TASK TO CARRY OUT — Exactly as written, output each record given below.

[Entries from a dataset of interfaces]
_____

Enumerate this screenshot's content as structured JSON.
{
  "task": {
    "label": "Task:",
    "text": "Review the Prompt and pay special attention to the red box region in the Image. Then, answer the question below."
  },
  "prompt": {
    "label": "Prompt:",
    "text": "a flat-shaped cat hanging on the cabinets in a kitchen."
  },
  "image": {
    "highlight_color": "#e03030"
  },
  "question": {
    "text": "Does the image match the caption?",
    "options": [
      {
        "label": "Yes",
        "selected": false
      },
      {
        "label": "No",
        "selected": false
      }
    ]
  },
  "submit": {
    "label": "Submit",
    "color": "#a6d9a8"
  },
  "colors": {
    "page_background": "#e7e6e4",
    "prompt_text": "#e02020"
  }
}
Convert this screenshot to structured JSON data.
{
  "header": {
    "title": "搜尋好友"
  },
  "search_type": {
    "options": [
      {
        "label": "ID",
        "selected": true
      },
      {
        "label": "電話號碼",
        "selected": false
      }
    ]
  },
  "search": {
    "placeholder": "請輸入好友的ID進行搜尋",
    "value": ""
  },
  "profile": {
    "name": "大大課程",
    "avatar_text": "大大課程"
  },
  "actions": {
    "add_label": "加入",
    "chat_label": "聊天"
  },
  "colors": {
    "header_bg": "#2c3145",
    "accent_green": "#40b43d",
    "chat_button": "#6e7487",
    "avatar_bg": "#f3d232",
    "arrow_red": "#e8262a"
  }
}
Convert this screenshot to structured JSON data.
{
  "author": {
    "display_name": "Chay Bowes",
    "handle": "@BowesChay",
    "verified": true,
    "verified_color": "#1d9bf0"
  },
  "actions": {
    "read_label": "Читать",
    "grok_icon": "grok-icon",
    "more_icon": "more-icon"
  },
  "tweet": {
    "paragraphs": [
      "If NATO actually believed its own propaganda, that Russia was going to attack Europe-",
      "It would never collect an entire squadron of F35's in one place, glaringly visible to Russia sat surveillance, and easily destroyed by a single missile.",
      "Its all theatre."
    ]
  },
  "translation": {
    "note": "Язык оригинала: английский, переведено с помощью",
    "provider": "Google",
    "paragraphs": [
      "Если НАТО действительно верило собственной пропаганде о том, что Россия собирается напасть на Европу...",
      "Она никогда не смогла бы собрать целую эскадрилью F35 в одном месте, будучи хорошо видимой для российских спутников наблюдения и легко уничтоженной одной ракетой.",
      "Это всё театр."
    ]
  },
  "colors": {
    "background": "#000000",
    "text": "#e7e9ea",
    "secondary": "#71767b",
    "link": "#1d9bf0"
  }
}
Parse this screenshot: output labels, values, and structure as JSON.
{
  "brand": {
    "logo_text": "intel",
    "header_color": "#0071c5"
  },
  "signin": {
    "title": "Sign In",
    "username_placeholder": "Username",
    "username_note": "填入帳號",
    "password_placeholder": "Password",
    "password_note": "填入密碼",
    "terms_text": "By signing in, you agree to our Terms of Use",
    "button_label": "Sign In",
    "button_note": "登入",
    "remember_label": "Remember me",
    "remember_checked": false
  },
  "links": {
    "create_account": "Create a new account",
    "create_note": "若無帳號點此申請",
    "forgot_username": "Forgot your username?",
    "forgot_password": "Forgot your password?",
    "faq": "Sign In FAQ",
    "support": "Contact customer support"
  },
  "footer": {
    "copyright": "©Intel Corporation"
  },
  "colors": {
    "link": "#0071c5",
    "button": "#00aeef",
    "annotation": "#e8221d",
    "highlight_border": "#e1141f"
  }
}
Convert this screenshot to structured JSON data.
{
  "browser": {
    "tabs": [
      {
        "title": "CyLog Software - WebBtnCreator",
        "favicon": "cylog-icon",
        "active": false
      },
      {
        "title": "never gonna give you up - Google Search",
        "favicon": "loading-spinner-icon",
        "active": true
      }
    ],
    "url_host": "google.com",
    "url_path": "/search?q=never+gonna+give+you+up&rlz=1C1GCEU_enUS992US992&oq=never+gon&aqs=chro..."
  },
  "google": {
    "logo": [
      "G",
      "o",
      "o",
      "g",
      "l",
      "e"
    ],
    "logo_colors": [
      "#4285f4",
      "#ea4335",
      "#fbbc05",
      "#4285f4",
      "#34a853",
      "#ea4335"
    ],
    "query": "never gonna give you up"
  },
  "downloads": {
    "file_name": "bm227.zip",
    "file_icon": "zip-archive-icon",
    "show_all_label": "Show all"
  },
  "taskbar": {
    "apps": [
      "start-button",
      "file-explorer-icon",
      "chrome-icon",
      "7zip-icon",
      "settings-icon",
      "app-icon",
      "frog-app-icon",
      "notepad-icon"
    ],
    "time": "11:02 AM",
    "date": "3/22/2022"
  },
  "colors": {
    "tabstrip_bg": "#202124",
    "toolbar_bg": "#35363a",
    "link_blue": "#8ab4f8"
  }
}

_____

ANSWER SECTION —
Enumerate this screenshot's content as structured JSON.
{
  "task": {
    "label": "Task:",
    "text": "Review the Prompt and pay special attention to the red box region in the Image. Then, answer the question below."
  },
  "prompt": {
    "label": "Prompt:",
    "text": "a flat-shaped cat hanging on the cabinets in a kitchen."
  },
  "image": {
    "highlight_color": "#e03030"
  },
  "question": {
    "text": "Does the image match the caption?",
    "options": [
      {
        "label": "Yes",
        "selected": false
      },
      {
        "label": "No",
        "selected": false
      }
    ]
  },
  "submit": {
    "label": "Submit",
    "color": "#a6d9a8"
  },
  "colors": {
    "page_background": "#e7e6e4",
    "prompt_text": "#e02020"
  }
}
Convert this screenshot to structured JSON data.
{
  "header": {
    "title": "搜尋好友"
  },
  "search_type": {
    "options": [
      {
        "label": "ID",
        "selected": true
      },
      {
        "label": "電話號碼",
        "selected": false
      }
    ]
  },
  "search": {
    "placeholder": "請輸入好友的ID進行搜尋",
    "value": ""
  },
  "profile": {
    "name": "大大課程",
    "avatar_text": "大大課程"
  },
  "actions": {
    "add_label": "加入",
    "chat_label": "聊天"
  },
  "colors": {
    "header_bg": "#2c3145",
    "accent_green": "#40b43d",
    "chat_button": "#6e7487",
    "avatar_bg": "#f3d232",
    "arrow_red": "#e8262a"
  }
}
Convert this screenshot to structured JSON data.
{
  "author": {
    "display_name": "Chay Bowes",
    "handle": "@BowesChay",
    "verified": true,
    "verified_color": "#1d9bf0"
  },
  "actions": {
    "read_label": "Читать",
    "grok_icon": "grok-icon",
    "more_icon": "more-icon"
  },
  "tweet": {
    "paragraphs": [
      "If NATO actually believed its own propaganda, that Russia was going to attack Europe-",
      "It would never collect an entire squadron of F35's in one place, glaringly visible to Russia sat surveillance, and easily destroyed by a single missile.",
      "Its all theatre."
    ]
  },
  "translation": {
    "note": "Язык оригинала: английский, переведено с помощью",
    "provider": "Google",
    "paragraphs": [
      "Если НАТО действительно верило собственной пропаганде о том, что Россия собирается напасть на Европу...",
      "Она никогда не смогла бы собрать целую эскадрилью F35 в одном месте, будучи хорошо видимой для российских спутников наблюдения и легко уничтоженной одной ракетой.",
      "Это всё театр."
    ]
  },
  "colors": {
    "background": "#000000",
    "text": "#e7e9ea",
    "secondary": "#71767b",
    "link": "#1d9bf0"
  }
}
Parse this screenshot: output labels, values, and structure as JSON.
{
  "brand": {
    "logo_text": "intel",
    "header_color": "#0071c5"
  },
  "signin": {
    "title": "Sign In",
    "username_placeholder": "Username",
    "username_note": "填入帳號",
    "password_placeholder": "Password",
    "password_note": "填入密碼",
    "terms_text": "By signing in, you agree to our Terms of Use",
    "button_label": "Sign In",
    "button_note": "登入",
    "remember_label": "Remember me",
    "remember_checked": false
  },
  "links": {
    "create_account": "Create a new account",
    "create_note": "若無帳號點此申請",
    "forgot_username": "Forgot your username?",
    "forgot_password": "Forgot your password?",
    "faq": "Sign In FAQ",
    "support": "Contact customer support"
  },
  "footer": {
    "copyright": "©Intel Corporation"
  },
  "colors": {
    "link": "#0071c5",
    "button": "#00aeef",
    "annotation": "#e8221d",
    "highlight_border": "#e1141f"
  }
}
Convert this screenshot to structured JSON data.
{
  "browser": {
    "tabs": [
      {
        "title": "CyLog Software - WebBtnCreator",
        "favicon": "cylog-icon",
        "active": false
      },
      {
        "title": "never gonna give you up - Google Search",
        "favicon": "loading-spinner-icon",
        "active": true
      }
    ],
    "url_host": "google.com",
    "url_path": "/search?q=never+gonna+give+you+up&rlz=1C1GCEU_enUS992US992&oq=never+gon&aqs=chro..."
  },
  "google": {
    "logo": [
      "G",
      "o",
      "o",
      "g",
      "l",
      "e"
    ],
    "logo_colors": [
      "#4285f4",
      "#ea4335",
      "#fbbc05",
      "#4285f4",
      "#34a853",
      "#ea4335"
    ],
    "query": "never gonna give you up"
  },
  "downloads": {
    "file_name": "bm227.zip",
    "file_icon": "zip-archive-icon",
    "show_all_label": "Show all"
  },
  "taskbar": {
    "apps": [
      "start-button",
      "file-explorer-icon",
      "chrome-icon",
      "7zip-icon",
      "settings-icon",
      "app-icon",
      "frog-app-icon",
      "notepad-icon"
    ],
    "time": "11:02 AM",
    "date": "3/22/2022"
  },
  "colors": {
    "tabstrip_bg": "#202124",
    "toolbar_bg": "#35363a",
    "link_blue": "#8ab4f8"
  }
}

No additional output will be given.